Menzies Raynor wrote a fascinating little book, the Universalist Manual, which though not terribly successful, and filled with pompous, Latinate reworkings of plain collects and services, nevertheless gives us a window into the reforming yet liturgical edge of Universalist worship. I believe he will be seen as an early example (if not the first) of trying to empower modernized lay-led worship through standard liturgical works. To this end, the Gospel Liturgy of the next generation was more successful. For now, we have an example of his theory and one of his prayers.
Closing Prayers and Benedictions
With respect to praying after sermon [sic], the practice among Universalist ministers is not uniformly the same; nor is it necessary that it should be so. Some close the services, after preaching, with a hymn and the benediction; whist others offer a short prayer after the sermon, either before or after the last singing, and then dismiss the congregation with a benediction. In relation to this matter no advice seems necessary.

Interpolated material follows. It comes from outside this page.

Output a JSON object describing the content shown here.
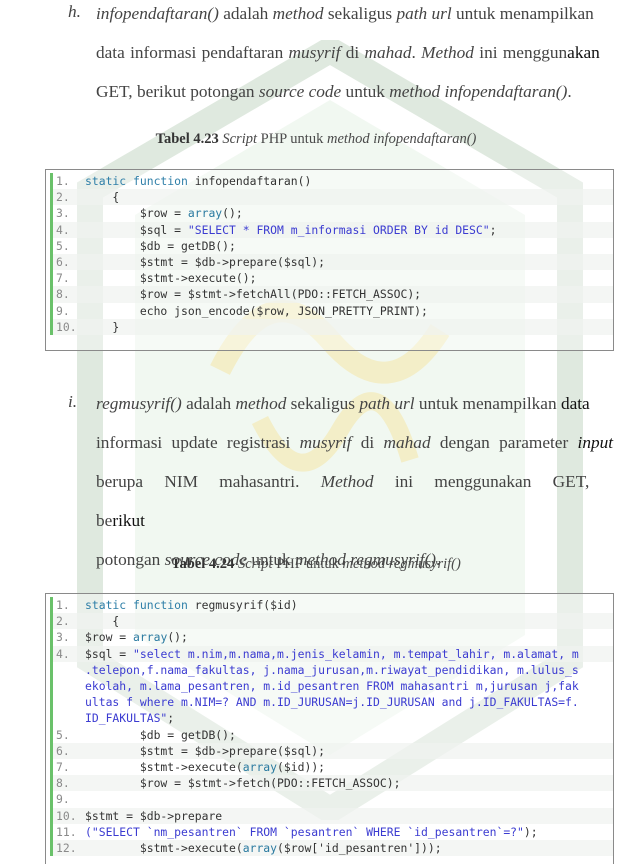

Let each minister, or leader of the public services, adopt such course as he shall judge expedient, and as shall appear to be most agreeable to the people among whom he officiates.
Some short forms for prayer after sermon are here given.
Almighty God, our heavenly Father, we would offer unto thee our united thanksgiving and praise for the continued manifestations of thy goodness; and especially for this occasion of social worship. May the religious services in which we have been engaged, have a sanctifying influence on our minds. And grant that the instruction which have here been communicated, as far as they accord with the truth of thy holy word, may by thy grace, be so engrafted in our hearts, that they may bring forth in us the fruit of good living, in the faithful discharge of our duty, and in cheerful obedience to thy holy will; through Jesus Christ our Lord. Amen.
- In Universalist Manual, or Book of Prayers and other Religious Exercises: adapted to the use both of public and private devotion in churches, Sunday schools, and families, by Menzies Raynor. (New York: P. Price “No. 130, Fulton-Street” also, Boston: “A. Tompkins, 32 Cornhill” and Utica, New York: Grosh & Hutchinson, 1839), p. 99-100.
There are two more closing prayers, and six benedictions to follow.